Cyberpunk 2077 developer CD Projekt Red has spoken out against adding microtransactions after a game's launch in the past, and its Krakow studio head recently clarified the company’s position regarding Cyberpunk’s post-launch monetization. The highly anticipated Cyberpunk 2077 is set for release next April, and CD Projekt Red is beginning to open up to fans about its plans for the game.
CD Projekt Red resisted introducing lots of microtransactions into The Witcher 3 after its release, instead opting for a mix of paid and free DLC. After launch, CD Projekt Red added small improvements like new armor, hairstyles, and a new game plus mode were added to the game for free, and only charged for two large DLC expansions, Hearts of Stone and Blood and Wine. Both the expansions themselves and CD Projekt Red’s refusal to load its game with microtransactions were well received. When it was announced that Cyberpunk 2077 would have online elements, some players worried that that would mean the introduction of more microtransactions or even elements of the “games as a service” model. CD Projekt Red, however, has assured fans that that won’t be the case.
John Mamais, head of CD Projekt Red’s Krakow studio, recently spoke about the developer’s position on microtransactions for Cyberpunk 2077 during an interview with Gamespot. According to Mamais, the studio isn’t currently discussing DLC for the game, but says that using the same strategy it did with The Witcher 3 would be “the smart way to go.” More generally, Mamais called post-launch microtransactions a bad move, saying that the extra money they can bring in isn’t worth the loss of reputation with players.
I think it's a bad idea to do microtransactions after you release a game. It seems like it's very profitable, though. It's probably a hard decision for the guy that runs the business to decide if we should do it or not. But if everyone hates it, why would we do something like that and lose the goodwill of our customers?
CD Projekt Red’s strategy seems to be quality over quantity, with the recent revelation that Cyberpunk 2077's map will be smaller than that of The Witcher 3. Instead of overwhelming players with locations to explore, CD Projekt Red is aiming to make the environment in Cyberpunk 2077 as detailed as possible and the interaction players have with it more impactful. That’s part of why the studio says it went with a first-person view for the game, a move that was initially met with some skepticism.

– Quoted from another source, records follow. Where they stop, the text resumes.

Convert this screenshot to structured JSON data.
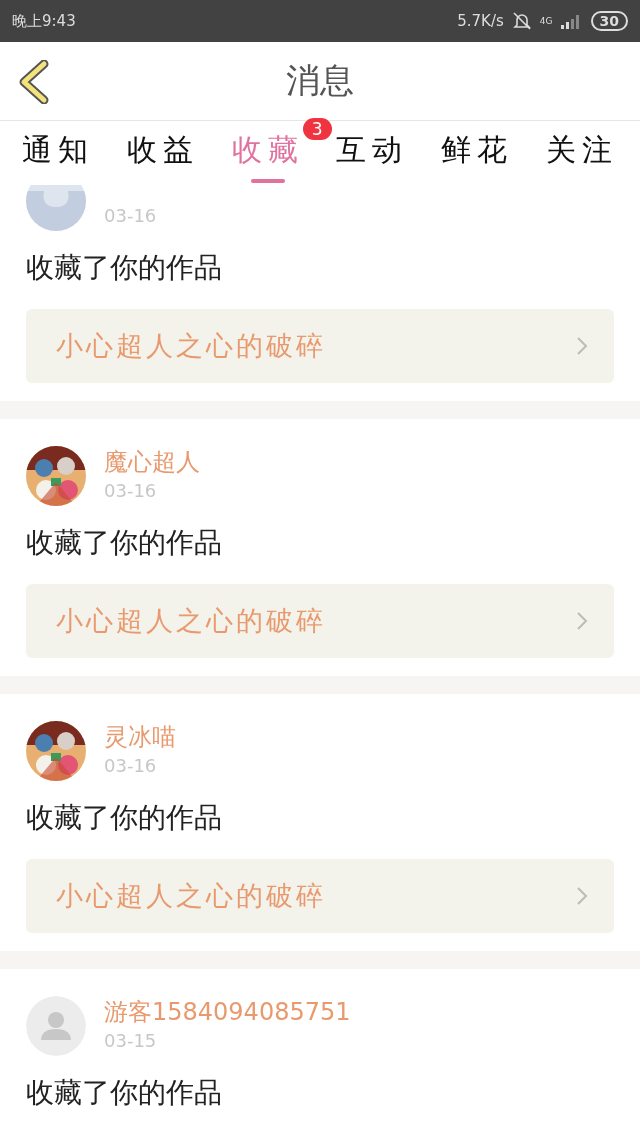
{
  "status_bar": {
    "time": "晚上9:43",
    "speed": "5.7K/s",
    "network": "4G",
    "battery": "30"
  },
  "header": {
    "title": "消息"
  },
  "tabs": [
    {
      "label": "通知",
      "selected": false
    },
    {
      "label": "收益",
      "selected": false
    },
    {
      "label": "收藏",
      "selected": true,
      "badge": "3"
    },
    {
      "label": "互动",
      "selected": false
    },
    {
      "label": "鲜花",
      "selected": false
    },
    {
      "label": "关注",
      "selected": false
    }
  ],
  "items": [
    {
      "avatar": {
        "kind": "default"
      },
      "date": "03-16",
      "action": "收藏了你的作品",
      "work": "小心超人之心的破碎",
      "kind": "cut"
    },
    {
      "name": "魔心超人",
      "date": "03-16",
      "action": "收藏了你的作品",
      "work": "小心超人之心的破碎",
      "kind": "full"
    },
    {
      "name": "灵冰喵",
      "date": "03-16",
      "action": "收藏了你的作品",
      "work": "小心超人之心的破碎",
      "kind": "full"
    },
    {
      "avatar": {
        "kind": "guest"
      },
      "name": "游客1584094085751",
      "date": "03-15",
      "action": "收藏了你的作品",
      "kind": "full"
    }
  ]
}
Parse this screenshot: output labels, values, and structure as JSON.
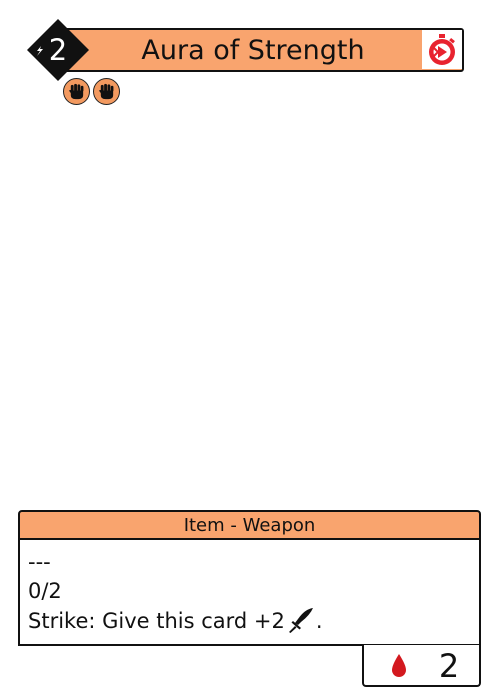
{
  "card": {
    "title": "Aura of Strength",
    "cost": "2",
    "type_line": "Item - Weapon",
    "text_lines": [
      "---",
      "0/2",
      "Strike: Give this card +2"
    ],
    "strike_suffix": ".",
    "health": "2",
    "requirements": [
      {
        "icon": "fist-icon"
      },
      {
        "icon": "fist-icon"
      }
    ],
    "speed_icon": "stopwatch-fast-icon"
  },
  "colors": {
    "banner": "#f9a46e",
    "requirement": "#f39a60",
    "speed": "#e8232f",
    "blood": "#d3191f",
    "cost_diamond": "#111111"
  }
}
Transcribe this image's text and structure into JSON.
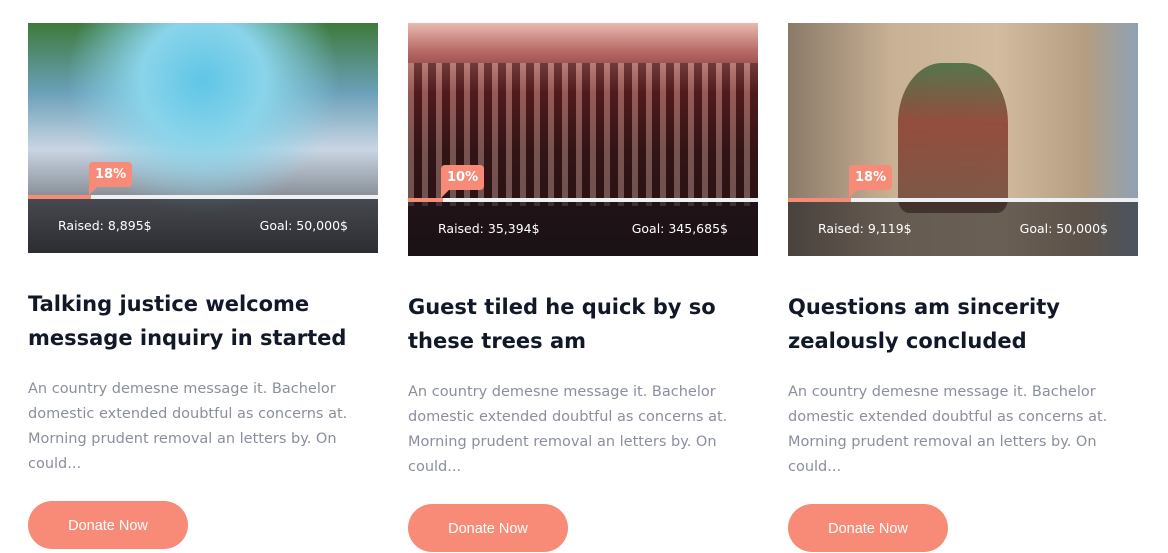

It’s reassuring to hear that Cyberpunk 2077 won’t be overloaded with microtransactions, which have plagued recent games like Ghost Recon: Breakpoint. Of course, after a game as successful as The Witcher 3, the studio can likely afford to choose keeping customers happy over the extra income that microtransactions would bring.